Traffic is another major worry for residents. Morse and Zimmerly said the only access to the apartments will be from Oak West Drive, a half-block from busy Rogers Avenue. The residents have visions of dozens of vehicles lining their small street in rush hours, waiting to exit onto Rogers.
"You're taking 150 cars and trying to get out onto Rogers Avenue?" asked a skeptical Laurie Gregg. "Have you tried that in the morning?"
What would happen in an emergency, if the entire neighborhood needed to exit at once, she wondered.
Gregg, Rochlin and the other neighbors have become used to seeing the acres of grass, the big trees and solitary old house, and the idea of a busy, multistory apartment complex was not a welcome thought.
However upset the current residents are, Mary Catherine Sauter and her family saw far more changes over the decades. Her son, who still lives nearby, has become resigned to them.
"Things change," Sauter, 75, said stoically. He did not attend the meeting, he said, since the family no longer owns the property.
Mrs. Sauter died seven years ago at 91, and her family cleared the place of her possessions two years later. The family sold the last 6 acres to Security Development, a local firm owned by relatives of the Sauters, for $650,000, according to assessment records. The most recent assessment doubled the property's value to $1.2 million, records show.
Wood Partners is the contract buyer, Zimmerly said, but Security partner James R. "Rob" Moxley III declined to disclose the sale price.
Morse and Zimmerly worked to convince people in the neighborhood that the firm will be a good neighbor, and that the new buildings will be an asset. Their firm has built 20,000 homes in the past decade.
"Our bread and butter is garden apartments," said Zimmerly.
More recently, the firm created a unit to specialize in buildings for active seniors, a fast-growing demographic in Howard and across the nation.
The buildings will look luxurious and be attractive, both men said.
"It's definitely not going to be on the low end or anything to worry about," Zimmerly said at the meeting of about 20 neighbors.
The new buildings will have a 6,000-square-foot clubhouse, a lounge, cyber cafe, a spa or hot tub and maybe a greenhouse, Zimmerly said. He showed residents conceptual drawings of the type of buildings being planned, though details could change over the winter as the company works with county officials on an acceptable design.
The parking lots will have 226 spaces, and Morse said the firm would try to ease traffic congestion using any means the county requires.
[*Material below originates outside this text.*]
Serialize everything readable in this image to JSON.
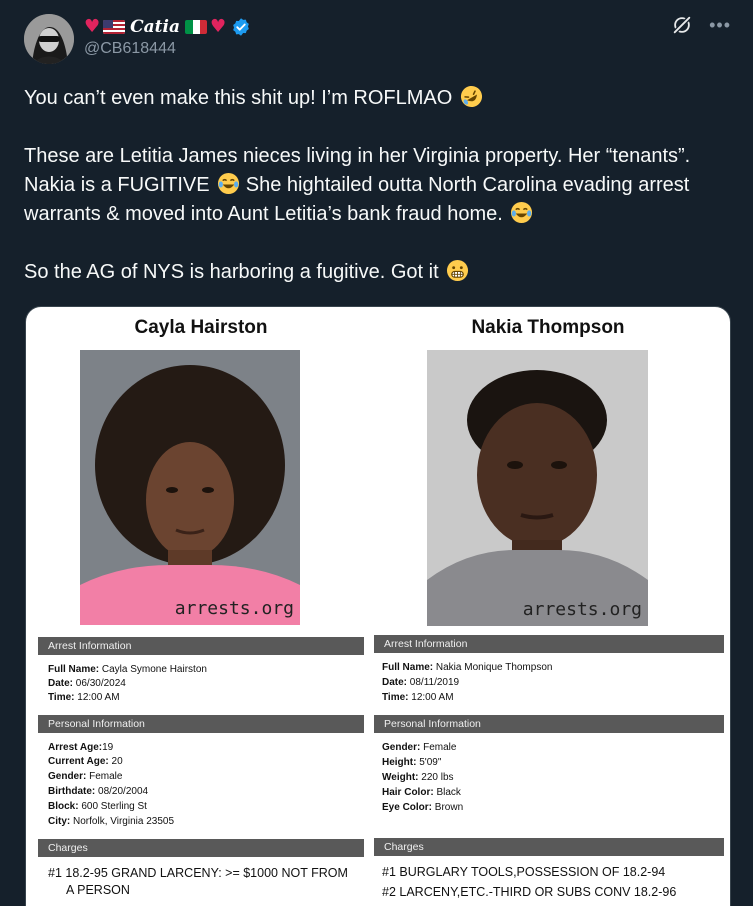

The edges of the property will be heavily landscaped and lights will face down to avoid shining on nearby homes.
The one- and two-bedroom apartments will average about 1,200 square feet, and they'll rent for up to $1,800 a month.
"Oh, my heavens," said Susan Rura when she was told of the rent. She is a nearby resident who said her family has lived in the area for decades.
William Sauter still often passes the property, but he's trying to remain calm about what's coming.
"I hated to see the place go at the time, but it had to go," he said. "There's no way we would pay the taxes on it" as land values rose sharply.
When the bulldozers appear, he said, he'll be prepared.
"I'm not going to look up that way," he said.